Developing with Secure Storage

Central Classes and Interfaces

The functionality of secure storage is exposed via APIs of the bundle. The package contains several classes and interfaces that are likely going to serve as a starting point.

The SecurePreferencesFactory can be used to obtain the root node of the secure preferences. The SecurePreferencesFactory#getDefault() method will return default secure preference root node. If you prefer your secure storage to be isolated from the rest of the application, you can use SecurePreferencesFactory#open(URL location, Map options) method to open a secure storage corresponding to the location of your choice. This method also takes a map of optional hints that can be used to influence the behavior of this instance of secure storage.

The restrictions put on the node names are similar to the OSGi Preferences: no double forward slashes, no trailing forward slash. In addition, node names can only contain printable ASCII characters. If you need to use a string that does not fit those restrictions, the EncodingUtils class can be used to convert the string into a compliant form.

The functionality provided by the nodes is described by the ISecurePreferences interface. You'll find this interface is very similar to the OSGi Preferences with a few minor differences. One of the differences is that many methods use StorageException to provide more detailed description of exceptions.


The contents of the default secure storage can be seen in the command link General > Security > Secure Storage preferences page. To enable modifications of the contents of secure storage, enable debug options of the bundle. Enabling debug options will add context menus to the preferences page tree and to the values table. The context menus allow removal and addition of nodes and values to be performed directly from the preferences page.

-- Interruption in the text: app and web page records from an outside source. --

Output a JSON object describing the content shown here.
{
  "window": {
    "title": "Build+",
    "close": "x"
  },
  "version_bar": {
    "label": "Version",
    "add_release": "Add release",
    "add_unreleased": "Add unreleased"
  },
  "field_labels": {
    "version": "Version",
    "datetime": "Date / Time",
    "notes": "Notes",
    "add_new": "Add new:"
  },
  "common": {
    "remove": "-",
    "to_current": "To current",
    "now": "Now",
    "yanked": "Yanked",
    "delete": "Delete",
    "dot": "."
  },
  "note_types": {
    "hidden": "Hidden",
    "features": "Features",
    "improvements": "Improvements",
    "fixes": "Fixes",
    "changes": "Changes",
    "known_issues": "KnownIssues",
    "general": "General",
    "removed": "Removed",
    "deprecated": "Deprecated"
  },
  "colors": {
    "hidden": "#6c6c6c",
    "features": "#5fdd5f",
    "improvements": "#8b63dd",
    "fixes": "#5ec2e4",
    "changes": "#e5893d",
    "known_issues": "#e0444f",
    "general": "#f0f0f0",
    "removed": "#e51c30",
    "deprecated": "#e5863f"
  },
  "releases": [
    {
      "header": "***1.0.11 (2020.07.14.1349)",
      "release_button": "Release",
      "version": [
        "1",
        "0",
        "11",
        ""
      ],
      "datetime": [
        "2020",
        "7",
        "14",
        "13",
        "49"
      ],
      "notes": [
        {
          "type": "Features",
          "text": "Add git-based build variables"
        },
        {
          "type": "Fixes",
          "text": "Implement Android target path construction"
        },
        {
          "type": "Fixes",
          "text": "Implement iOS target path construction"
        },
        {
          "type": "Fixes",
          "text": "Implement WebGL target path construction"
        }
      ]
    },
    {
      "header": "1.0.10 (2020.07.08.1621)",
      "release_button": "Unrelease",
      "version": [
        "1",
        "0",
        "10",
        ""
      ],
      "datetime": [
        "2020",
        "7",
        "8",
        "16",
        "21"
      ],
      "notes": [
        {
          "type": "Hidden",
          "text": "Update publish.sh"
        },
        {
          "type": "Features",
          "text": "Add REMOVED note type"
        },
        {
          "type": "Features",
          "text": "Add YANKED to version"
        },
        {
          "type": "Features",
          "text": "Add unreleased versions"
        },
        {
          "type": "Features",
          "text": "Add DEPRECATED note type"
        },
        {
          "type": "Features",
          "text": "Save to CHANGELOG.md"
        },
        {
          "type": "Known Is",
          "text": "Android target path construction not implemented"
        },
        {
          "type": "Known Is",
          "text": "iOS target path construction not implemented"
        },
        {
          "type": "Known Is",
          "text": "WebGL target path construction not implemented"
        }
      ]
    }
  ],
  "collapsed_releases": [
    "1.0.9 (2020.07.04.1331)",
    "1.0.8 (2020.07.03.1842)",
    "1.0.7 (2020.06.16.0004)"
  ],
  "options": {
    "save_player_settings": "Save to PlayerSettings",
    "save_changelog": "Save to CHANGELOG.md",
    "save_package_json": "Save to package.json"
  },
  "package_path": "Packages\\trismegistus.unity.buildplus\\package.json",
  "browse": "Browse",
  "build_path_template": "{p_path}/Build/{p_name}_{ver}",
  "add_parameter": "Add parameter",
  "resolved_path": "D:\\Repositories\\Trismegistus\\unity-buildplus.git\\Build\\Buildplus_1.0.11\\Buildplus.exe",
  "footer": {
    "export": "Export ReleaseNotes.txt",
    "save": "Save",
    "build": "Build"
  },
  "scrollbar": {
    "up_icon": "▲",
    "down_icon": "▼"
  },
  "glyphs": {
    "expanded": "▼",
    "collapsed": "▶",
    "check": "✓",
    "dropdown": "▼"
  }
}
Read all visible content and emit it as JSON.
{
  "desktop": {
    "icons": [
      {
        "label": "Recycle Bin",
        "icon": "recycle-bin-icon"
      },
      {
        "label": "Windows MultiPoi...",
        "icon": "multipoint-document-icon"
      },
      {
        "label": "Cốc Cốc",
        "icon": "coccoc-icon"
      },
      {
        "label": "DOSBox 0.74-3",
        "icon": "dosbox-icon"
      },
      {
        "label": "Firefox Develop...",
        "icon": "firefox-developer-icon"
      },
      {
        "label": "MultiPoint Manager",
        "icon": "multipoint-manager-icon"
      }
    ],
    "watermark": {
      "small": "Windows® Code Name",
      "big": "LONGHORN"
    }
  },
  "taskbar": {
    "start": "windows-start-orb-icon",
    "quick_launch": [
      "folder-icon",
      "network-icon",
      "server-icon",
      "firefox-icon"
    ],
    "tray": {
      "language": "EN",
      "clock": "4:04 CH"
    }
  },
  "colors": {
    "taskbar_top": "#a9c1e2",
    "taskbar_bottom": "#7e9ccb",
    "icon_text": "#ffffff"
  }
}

You'll notice that context menus are disabled for the "" node. This node and its children are reserved for secure storage use and should not be modified directly.